Sue Scott interrupted him. "I thought you started in '79."
"No, '78, actually."
The sketch was as close to Keillor would come to referring to the end of his tenure as Prairie Home host at the Fitz. Not a lot has been revealed about how the show will work under new host Chris Thile.
It took a little prodding, but the other performers said they will miss the Fitzgerald. Fred Newman said it's actually the smallest venue they play, but it is home.
"It's this little china cup, this little crucible where we can play," he said. "And I love it here and I love being in the warm belly of the beast here at the Fitzgerald. I will miss that."
Time kept moving on, though, and as 4 p.m. approached, fans gathered outside the theater.
"Come on in, this way, please. I don't want to block the box office," called a staff member to people in the rush line.
There was quite a crowd for rush tickets. The first person had been in line since 5 a.m.
"OK, we'll start selling the rush tickets in about 15 minutes," the staff member continued. "We have 16 stage seats to sell, kind of a low number."
Inside the lobby, people who held tickets had come from far and wide. Among them was Tim Stiller and his wife, who had come from Bozeman, Mont.
"I have been listening to Garrison for almost 30 years," he said. "We are here on my birthday to see him before he retires, at the Fitzgerald Theater, which is just awesome, and I'm so excited."
A lot of people described a personal connection with the show. Carleen Johnson from Northfield said she's related to Keillor through marriage. She remembered that he would call her mother-in-law to ask for tidbits from her week, which might be fodder for "the news from Lake Wobegon."
"And then we would stay and listen to the show and hear how he would turn her afternoon activities into this lovely, interesting story," she said.
Backstage, at 4:27, Tim Russell sat by the stage door with the latest set of scripts.
"The score is five to two," he said. "Five scripts OK, two are x'ed out, I think."
One of the rejects contained Keillor's reference to wrapping up at the Fitzgerald.
On the other side of the stage, director Dan Rowles had wrapped up the latest rundown with producer Sam Hudson. "I think we are on six or seven," he said. "But we are done. So here we go."
At 4:45 the band kicked into the warmup, and Keillor walked onstage, as people were still taking their seats. He spoke with the audience, told a few jokes and sang a couple of songs — until he noticed it was almost time to go live.
"Got to do this fast now," he said, and the band sped up to triple time. They finished to applause.
"All right," Keillor said to the audience. "See you after the show!"
The program itself flew by, flowing from one act to another. Only if you held a copy of the rundown or watched Keillor very carefully might you have noticed that a song was added near the end of the first hour. Keillor also filled time through impromptu chats on stage. Dan Rowles paced around backstage, talking to performers about what was going on.
"At one point we had four, five minutes to kill," he said. "Then it moved around so we had only a minute to kill, and Garrison can do that in his sleep."

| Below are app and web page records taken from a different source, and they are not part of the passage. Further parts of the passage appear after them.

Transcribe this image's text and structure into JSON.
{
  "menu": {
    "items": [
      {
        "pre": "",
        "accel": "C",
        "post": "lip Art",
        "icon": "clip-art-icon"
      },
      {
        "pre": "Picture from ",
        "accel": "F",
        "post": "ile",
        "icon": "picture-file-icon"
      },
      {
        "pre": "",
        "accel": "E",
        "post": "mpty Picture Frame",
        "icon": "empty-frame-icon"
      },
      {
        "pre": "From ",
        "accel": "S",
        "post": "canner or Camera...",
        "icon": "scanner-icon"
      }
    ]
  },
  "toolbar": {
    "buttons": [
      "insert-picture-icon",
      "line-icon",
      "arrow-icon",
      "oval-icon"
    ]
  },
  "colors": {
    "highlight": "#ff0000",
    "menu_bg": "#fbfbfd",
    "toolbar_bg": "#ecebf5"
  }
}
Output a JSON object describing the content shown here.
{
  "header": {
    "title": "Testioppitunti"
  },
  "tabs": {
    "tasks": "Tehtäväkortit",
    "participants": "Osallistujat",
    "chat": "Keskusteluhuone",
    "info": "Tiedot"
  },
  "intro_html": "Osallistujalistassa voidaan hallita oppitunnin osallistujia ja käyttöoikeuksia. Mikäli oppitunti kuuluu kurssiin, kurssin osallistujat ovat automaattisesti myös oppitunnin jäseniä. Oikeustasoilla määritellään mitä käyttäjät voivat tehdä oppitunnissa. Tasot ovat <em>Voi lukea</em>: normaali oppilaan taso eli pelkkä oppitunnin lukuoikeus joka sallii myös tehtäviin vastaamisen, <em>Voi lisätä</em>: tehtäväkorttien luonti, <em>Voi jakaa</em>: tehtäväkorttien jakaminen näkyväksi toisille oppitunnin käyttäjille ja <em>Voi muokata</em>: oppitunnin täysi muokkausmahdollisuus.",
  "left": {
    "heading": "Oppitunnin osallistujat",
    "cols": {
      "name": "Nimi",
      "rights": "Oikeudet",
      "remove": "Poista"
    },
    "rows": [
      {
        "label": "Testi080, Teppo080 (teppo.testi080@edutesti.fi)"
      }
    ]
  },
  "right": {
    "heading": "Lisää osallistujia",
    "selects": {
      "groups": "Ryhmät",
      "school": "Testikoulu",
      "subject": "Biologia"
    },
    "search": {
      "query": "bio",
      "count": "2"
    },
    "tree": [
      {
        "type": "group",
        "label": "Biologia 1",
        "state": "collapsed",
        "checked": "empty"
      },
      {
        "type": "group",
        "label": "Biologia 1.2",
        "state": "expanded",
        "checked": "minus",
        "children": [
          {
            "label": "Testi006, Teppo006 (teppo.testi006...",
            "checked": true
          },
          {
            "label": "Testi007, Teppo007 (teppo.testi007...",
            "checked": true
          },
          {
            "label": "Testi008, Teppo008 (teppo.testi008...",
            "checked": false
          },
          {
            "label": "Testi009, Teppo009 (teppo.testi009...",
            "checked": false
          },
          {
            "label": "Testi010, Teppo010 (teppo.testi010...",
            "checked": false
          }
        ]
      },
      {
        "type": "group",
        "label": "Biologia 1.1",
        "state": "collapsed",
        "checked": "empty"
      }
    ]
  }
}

Keillor filled that last minute by asking Fred Newman if he wanted another shot of whiskey.
After Newman went through the routine again, Keillor issued a challenge: "Show me that in slow motion." Newman went right at it.
By the time he was finished, the show was back on time. After going off the air, Keillor said he probably wouldn't keep any of the discarded material for this week's show.
"Well, I probably should start earlier rather than later," he said. "Tonight's show really was last-minute."
Even as Keillor and the crew focused on the remainder of the season, Sue Scott said that this Saturday's final show with Keillor at the theater that has been home for almost four decades will be bittersweet.
"So I definitely think it will be tender," she said. "Yeah, tender."
The show is sold out, but rush tickets will be available. Video of the show will also be streamed live from the Prairie Home website.